Overall, being a queen takes up almost all of my time. At least I get to rest on the day of Shabbat!
Who are the special people in your life?
My mother died when I was very young, and I had developed a very special relationship with my father. I was his right hand and sat on his councils since I was twelve. As the eldest child, I was my father’s heir and had to prepare for my future duties.
I loved and admired my father, who was wise, kind, caring, and generous. His death came as a harsh blow.
Shortly after my father’s murder, I became engaged to Prince Sahama. Since it is mainly a political alliance, I am still unsure what I think about my future husband.
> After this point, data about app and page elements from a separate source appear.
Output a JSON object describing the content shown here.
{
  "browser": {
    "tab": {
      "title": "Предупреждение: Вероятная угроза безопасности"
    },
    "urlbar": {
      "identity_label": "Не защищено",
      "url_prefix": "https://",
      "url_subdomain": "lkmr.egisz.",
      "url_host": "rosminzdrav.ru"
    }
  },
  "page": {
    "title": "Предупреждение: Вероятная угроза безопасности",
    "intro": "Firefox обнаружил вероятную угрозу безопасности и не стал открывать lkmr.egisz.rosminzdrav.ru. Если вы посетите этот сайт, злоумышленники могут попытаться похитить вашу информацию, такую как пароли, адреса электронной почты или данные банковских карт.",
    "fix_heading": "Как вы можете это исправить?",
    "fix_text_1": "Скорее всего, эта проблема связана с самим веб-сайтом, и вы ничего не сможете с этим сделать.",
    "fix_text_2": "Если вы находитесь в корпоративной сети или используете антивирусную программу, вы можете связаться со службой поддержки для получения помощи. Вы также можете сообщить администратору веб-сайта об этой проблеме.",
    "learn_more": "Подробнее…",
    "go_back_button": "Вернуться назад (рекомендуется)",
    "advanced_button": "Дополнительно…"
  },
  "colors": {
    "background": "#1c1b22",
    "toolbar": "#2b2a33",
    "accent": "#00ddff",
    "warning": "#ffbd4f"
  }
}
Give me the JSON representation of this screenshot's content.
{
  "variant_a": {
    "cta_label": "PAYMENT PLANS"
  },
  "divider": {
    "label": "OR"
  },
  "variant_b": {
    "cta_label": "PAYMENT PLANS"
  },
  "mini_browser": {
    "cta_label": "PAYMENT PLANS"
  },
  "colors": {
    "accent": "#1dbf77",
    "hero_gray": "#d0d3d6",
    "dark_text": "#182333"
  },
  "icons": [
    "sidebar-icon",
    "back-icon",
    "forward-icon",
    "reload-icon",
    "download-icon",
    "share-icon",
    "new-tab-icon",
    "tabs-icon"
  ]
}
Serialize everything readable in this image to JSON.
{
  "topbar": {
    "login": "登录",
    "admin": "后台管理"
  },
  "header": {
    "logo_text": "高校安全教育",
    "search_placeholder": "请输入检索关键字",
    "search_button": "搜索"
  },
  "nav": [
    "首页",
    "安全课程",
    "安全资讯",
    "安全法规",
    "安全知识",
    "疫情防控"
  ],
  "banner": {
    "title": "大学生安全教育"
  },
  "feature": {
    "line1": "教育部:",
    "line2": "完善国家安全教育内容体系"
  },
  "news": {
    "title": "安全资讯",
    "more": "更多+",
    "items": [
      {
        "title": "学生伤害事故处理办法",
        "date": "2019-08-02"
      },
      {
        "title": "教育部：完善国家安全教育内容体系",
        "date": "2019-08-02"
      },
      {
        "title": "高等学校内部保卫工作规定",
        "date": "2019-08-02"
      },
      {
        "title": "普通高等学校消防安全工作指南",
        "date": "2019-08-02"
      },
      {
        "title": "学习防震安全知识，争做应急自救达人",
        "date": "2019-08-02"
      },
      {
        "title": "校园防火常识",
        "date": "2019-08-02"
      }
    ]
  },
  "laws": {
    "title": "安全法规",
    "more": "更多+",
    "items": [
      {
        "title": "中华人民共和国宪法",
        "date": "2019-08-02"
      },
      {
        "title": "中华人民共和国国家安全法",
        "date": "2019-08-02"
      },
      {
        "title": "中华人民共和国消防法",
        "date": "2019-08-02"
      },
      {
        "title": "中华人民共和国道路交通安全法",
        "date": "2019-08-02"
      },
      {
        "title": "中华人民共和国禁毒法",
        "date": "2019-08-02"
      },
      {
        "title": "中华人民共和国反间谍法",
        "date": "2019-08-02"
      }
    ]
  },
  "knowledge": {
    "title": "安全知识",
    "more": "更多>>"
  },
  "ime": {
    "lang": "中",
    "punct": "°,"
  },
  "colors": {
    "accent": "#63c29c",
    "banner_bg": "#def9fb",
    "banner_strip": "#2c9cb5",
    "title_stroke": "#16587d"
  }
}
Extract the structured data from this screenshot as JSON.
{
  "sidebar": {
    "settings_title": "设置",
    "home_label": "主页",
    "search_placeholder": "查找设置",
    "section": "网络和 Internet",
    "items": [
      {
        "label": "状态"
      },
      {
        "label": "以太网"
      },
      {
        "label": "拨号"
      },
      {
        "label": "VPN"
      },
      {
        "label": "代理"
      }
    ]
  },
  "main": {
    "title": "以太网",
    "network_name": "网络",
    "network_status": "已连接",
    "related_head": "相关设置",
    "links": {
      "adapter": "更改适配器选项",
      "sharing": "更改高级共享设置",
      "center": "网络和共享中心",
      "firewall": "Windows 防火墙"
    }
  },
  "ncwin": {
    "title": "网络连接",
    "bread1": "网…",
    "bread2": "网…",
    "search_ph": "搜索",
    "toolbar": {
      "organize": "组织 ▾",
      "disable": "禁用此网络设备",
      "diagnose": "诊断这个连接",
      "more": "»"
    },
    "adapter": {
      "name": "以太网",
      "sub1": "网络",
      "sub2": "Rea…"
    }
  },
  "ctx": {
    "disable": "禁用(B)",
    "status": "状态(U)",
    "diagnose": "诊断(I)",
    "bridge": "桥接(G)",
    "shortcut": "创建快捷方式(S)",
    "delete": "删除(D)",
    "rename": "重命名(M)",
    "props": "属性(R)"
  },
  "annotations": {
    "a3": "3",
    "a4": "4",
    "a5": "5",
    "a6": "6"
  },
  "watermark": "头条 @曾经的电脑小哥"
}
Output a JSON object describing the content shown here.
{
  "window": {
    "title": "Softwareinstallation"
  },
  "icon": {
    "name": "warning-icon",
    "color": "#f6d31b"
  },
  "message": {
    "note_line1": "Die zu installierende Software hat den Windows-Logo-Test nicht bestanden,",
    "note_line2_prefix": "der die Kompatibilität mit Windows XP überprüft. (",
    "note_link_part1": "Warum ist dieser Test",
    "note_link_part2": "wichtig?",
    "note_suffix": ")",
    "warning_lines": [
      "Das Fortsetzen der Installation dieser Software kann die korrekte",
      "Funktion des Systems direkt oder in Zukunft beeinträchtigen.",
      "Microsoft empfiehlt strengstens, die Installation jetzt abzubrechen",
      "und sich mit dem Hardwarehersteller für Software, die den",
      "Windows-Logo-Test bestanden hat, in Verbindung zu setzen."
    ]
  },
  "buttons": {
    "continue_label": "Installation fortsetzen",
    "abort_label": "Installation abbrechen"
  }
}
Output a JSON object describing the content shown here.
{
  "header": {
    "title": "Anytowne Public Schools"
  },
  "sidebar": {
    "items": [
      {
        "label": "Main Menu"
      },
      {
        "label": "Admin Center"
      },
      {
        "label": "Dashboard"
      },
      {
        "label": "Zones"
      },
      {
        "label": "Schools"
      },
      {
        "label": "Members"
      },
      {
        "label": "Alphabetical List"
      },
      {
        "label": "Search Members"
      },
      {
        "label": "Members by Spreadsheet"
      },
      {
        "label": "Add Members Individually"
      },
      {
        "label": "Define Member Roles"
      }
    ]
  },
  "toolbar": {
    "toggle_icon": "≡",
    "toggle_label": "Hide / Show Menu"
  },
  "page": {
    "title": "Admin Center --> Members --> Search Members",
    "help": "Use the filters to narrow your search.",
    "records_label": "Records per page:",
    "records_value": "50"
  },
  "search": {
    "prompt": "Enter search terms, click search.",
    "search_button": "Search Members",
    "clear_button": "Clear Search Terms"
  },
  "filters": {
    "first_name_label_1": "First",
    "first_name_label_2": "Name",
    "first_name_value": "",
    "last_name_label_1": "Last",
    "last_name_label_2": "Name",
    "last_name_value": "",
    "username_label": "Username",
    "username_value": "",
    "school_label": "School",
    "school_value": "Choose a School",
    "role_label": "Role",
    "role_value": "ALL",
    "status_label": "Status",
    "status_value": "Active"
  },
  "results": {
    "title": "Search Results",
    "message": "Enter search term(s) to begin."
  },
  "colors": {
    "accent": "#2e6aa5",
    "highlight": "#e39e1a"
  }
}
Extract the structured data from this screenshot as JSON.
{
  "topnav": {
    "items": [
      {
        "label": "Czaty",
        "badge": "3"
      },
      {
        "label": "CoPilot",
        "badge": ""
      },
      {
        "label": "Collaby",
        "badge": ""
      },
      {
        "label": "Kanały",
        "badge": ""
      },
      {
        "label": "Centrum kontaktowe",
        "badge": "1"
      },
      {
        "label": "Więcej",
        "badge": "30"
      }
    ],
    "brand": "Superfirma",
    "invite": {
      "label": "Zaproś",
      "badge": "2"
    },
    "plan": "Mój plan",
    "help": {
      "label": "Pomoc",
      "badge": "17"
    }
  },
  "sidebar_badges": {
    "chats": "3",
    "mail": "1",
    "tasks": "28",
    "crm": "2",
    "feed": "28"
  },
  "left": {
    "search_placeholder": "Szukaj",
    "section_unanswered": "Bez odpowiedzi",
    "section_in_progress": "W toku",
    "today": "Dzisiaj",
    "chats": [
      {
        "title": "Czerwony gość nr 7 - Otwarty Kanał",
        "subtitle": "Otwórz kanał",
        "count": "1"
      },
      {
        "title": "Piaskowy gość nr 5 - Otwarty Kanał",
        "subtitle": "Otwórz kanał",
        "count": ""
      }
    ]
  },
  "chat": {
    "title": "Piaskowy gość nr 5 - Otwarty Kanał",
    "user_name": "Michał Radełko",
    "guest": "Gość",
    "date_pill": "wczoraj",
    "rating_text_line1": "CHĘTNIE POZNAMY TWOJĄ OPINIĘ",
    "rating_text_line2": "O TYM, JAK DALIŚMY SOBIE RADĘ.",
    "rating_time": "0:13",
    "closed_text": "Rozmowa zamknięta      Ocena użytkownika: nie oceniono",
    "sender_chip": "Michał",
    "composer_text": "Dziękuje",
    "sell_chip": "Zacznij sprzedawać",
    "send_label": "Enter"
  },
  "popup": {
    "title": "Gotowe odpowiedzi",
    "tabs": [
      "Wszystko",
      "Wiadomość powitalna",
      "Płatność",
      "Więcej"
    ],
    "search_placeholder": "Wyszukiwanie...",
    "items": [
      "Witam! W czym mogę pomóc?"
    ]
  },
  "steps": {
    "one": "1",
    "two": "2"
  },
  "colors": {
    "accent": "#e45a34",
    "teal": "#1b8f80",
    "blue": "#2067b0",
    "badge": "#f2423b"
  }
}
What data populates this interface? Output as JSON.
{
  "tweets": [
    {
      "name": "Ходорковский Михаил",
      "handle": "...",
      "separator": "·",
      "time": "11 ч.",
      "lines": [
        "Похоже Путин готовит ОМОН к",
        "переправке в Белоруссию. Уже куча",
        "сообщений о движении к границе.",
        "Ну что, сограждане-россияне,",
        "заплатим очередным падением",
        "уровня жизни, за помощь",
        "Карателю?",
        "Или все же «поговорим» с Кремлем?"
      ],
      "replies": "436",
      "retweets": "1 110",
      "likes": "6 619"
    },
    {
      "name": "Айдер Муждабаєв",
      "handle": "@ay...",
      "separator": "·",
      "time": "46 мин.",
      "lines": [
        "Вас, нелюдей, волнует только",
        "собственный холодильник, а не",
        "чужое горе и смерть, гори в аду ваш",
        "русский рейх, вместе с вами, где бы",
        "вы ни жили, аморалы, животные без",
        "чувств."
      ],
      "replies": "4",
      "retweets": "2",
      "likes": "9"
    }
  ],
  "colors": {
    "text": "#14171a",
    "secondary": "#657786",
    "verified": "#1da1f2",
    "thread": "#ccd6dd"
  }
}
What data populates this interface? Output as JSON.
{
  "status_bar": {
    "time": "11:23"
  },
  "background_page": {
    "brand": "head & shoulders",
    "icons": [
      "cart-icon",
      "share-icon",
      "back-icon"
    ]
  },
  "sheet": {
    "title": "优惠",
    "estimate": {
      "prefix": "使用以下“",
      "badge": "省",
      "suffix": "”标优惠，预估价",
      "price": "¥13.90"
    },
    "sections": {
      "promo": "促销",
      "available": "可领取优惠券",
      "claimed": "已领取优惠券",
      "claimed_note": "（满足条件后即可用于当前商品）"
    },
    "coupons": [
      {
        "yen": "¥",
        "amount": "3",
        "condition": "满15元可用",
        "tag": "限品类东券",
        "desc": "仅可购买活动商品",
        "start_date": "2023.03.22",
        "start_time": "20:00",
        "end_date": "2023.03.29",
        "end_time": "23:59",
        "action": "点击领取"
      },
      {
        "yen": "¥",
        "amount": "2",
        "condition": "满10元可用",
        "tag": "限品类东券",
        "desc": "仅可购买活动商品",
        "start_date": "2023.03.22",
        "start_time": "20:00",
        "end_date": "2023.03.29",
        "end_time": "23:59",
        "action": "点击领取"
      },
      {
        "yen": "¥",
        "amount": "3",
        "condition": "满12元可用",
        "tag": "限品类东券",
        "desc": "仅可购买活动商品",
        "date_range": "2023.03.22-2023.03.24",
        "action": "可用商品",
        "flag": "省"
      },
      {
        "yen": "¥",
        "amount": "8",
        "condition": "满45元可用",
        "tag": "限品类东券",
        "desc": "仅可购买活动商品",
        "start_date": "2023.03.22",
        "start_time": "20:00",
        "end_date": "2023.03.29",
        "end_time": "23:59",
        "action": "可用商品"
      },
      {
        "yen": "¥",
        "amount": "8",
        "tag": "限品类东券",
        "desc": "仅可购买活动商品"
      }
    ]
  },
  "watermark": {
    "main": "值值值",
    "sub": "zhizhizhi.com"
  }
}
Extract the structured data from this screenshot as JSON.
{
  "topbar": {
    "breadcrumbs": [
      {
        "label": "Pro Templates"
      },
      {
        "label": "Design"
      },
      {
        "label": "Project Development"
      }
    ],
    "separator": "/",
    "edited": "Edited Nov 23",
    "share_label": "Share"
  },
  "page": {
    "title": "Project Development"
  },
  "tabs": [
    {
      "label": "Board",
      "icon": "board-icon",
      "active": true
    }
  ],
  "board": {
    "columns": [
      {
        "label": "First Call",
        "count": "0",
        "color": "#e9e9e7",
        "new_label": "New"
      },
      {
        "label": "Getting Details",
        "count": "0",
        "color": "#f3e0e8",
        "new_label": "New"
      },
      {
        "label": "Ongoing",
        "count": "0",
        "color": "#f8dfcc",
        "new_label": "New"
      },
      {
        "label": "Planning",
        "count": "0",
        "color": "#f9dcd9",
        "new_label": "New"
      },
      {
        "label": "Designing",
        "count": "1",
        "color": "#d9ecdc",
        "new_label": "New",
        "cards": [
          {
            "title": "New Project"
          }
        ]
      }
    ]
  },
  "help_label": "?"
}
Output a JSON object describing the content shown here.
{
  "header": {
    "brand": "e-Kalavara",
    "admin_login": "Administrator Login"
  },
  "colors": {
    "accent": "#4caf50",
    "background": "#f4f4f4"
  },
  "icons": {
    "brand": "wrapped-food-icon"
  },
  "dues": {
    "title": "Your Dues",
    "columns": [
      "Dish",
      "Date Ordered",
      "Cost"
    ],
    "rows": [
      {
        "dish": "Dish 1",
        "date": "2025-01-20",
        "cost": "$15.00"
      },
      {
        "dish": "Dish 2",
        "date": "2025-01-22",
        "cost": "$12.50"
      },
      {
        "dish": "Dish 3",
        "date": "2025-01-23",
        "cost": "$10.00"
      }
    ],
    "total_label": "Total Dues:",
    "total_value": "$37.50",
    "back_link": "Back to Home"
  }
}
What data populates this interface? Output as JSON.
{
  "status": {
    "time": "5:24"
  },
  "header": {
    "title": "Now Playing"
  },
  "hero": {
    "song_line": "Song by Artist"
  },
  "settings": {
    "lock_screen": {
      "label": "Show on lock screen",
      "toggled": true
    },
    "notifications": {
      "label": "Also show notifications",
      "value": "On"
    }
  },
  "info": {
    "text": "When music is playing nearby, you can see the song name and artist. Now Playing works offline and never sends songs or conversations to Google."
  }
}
Can I trust him? Is he really on my side? It’s lucky I have my military advisor, Gedalya, to give me solid counsel.
What is your heart’s deepest desire?
I live for the day when we smash the gates of Aksum and raze that vile city to the ground. I swore to avenge my father’s murder, which means I’m going to kill the King of Aksum and his entire court. Destroying Aksum will also protect my people from physical and spiritual warfare – Aksum’s Christian priests are trying to make us give up the Hebrew faith, and I know they won’t rest until they conquer our kingdom.
What are you most afraid of?
I fear that our mission will fail. If we don’t bring Aksum down, they will take over our domain, force us to convert to Christianity, and sell my people into slavery. I can’t let this happen!
What do you expect the future will hold for you?
When Aksum falls, I will rule most of Ethiopia. I will have access to Red Sea ports and will be able to trade with far-off lands, instead of being isolated in my landlocked kingdom. One day, maybe I will get to sail to Israel and see the land where my ancestors had once lived.
As my kingdom grows, so will my responsibility. That’s where I will need Prince Sahama. He will rule by my side and help me subdue Aksum nobility which will surely resist my rule. It will also be my duty to provide the kingdom with heirs. When I have children, I hope our relationship will be as close and trusting as mine was with my father.
What have you learned about yourself in the course of your story?
That being a queen is hard. I never imagined how tough it would be to put someone to death, to question the loyalty of everyone around me, or to agree to a marriage just because I believe it will be useful to my kingdom.
I also learned that I’m not always right. Sometimes, I should listen to my councilors rather than pushing ahead with risky ventures.
What are you most proud of?
I do my best to be just. I never condemn or justify someone without listening to all sides of the case. My audience chamber is open to all, noblemen and simple folk alike. Nobody is below my notice, and I believe my people feel comfortable to come to me and share their concerns or ask for help. That was how my father ruled – he was a king of all his people, and I’m upholding this tradition.
Hannah Ross wrote her first story at the age of six and hasn’t stopped since. She is a multi-genre author who loves to escape into different worlds, whether it takes the form of fantasy, sci-fi, or historical tales.
Hannah’s fascination with Jewish history led her to explore the stories and legends of the Ethiopian diaspora, which led to the birth of two novels set in Ethiopia during the Aksumite era: Land of the Lost Tribe and her newest release, Queen of Ophir.
Hannah enjoys a quiet life with her husband, four children, two cats and a flock of chickens.